▶ **What you have to do**:
Give only the number of lines in the records that contain the word "ffffff".

*** Opening of Extracted records ***

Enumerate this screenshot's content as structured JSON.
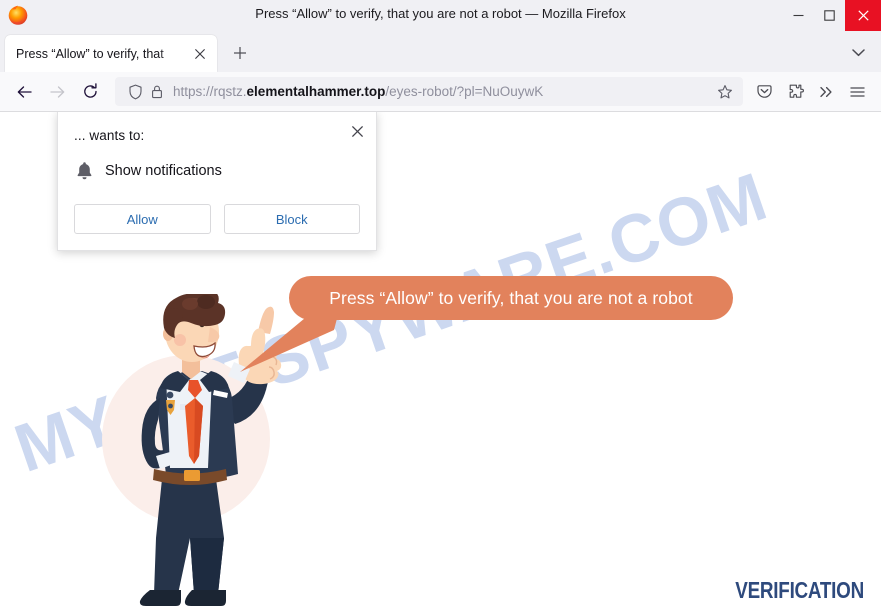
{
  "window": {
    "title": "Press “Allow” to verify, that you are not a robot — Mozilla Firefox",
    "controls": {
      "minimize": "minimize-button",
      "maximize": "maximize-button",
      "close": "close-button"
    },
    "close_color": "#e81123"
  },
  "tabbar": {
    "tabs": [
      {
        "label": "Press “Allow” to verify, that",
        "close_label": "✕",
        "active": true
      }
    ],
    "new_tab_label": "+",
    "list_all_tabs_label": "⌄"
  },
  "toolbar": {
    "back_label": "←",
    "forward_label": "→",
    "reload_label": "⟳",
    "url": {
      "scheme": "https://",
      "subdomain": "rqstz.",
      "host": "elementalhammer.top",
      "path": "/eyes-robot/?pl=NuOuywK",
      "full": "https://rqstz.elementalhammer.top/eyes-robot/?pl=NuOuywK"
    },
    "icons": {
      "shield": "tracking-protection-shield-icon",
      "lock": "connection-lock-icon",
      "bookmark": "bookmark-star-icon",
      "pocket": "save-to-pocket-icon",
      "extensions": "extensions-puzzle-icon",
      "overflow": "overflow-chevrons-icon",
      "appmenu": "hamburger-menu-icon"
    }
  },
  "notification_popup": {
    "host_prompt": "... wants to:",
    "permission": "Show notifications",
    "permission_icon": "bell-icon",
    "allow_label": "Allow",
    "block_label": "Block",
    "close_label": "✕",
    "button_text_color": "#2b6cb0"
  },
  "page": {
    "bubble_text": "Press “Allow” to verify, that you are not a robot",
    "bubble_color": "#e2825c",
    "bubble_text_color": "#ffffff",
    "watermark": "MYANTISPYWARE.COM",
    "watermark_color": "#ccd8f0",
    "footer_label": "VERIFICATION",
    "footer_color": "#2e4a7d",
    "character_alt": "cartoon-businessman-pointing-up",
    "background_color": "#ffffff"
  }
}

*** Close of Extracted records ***
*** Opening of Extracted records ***

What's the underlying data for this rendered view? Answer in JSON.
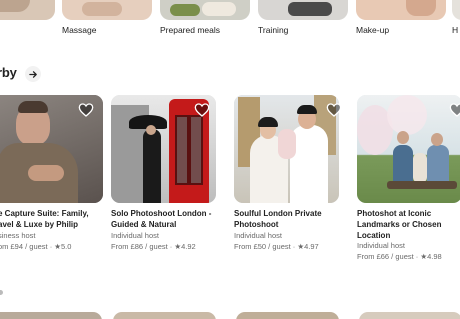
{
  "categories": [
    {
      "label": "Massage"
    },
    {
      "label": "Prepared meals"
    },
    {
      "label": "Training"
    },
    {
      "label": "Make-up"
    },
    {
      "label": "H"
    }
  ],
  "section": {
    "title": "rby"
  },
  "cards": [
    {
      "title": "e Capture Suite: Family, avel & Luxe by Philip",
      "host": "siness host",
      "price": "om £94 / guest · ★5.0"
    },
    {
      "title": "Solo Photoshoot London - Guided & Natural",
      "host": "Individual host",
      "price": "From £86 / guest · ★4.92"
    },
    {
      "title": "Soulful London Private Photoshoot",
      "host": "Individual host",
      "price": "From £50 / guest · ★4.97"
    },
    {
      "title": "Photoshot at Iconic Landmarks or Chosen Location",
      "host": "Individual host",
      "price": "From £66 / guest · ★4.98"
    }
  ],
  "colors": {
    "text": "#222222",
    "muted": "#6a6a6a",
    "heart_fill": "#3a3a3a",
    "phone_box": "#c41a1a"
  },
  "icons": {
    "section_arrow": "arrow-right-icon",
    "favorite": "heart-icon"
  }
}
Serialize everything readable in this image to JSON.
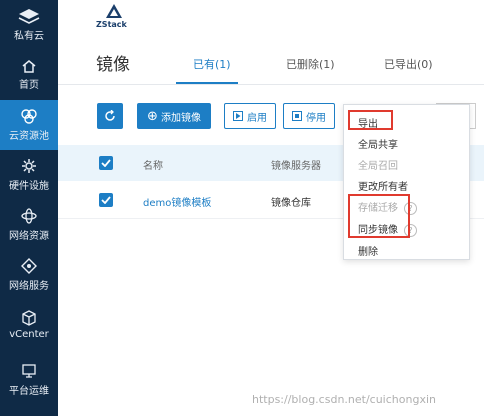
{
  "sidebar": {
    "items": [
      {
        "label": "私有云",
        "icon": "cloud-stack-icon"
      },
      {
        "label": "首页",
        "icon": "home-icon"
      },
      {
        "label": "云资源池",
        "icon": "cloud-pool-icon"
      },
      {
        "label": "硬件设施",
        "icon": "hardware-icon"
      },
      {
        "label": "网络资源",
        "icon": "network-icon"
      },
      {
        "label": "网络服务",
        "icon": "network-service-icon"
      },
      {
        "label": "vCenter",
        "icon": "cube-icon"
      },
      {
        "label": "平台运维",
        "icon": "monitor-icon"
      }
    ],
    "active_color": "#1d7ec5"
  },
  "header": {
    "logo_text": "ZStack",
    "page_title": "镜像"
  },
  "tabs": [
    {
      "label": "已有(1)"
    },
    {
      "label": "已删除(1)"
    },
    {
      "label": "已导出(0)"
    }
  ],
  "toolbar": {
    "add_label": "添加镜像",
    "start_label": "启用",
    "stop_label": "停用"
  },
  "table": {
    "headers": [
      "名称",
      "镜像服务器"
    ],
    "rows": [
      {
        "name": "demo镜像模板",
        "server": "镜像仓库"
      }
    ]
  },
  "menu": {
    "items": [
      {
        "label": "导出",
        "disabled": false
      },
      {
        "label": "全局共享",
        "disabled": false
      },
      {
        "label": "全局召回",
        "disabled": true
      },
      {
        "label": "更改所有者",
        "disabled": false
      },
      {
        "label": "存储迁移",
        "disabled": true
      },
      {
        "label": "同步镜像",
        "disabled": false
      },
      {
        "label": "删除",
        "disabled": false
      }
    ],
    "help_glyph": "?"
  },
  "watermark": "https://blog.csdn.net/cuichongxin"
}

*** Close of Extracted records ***

▶ **Exercise solution**:
2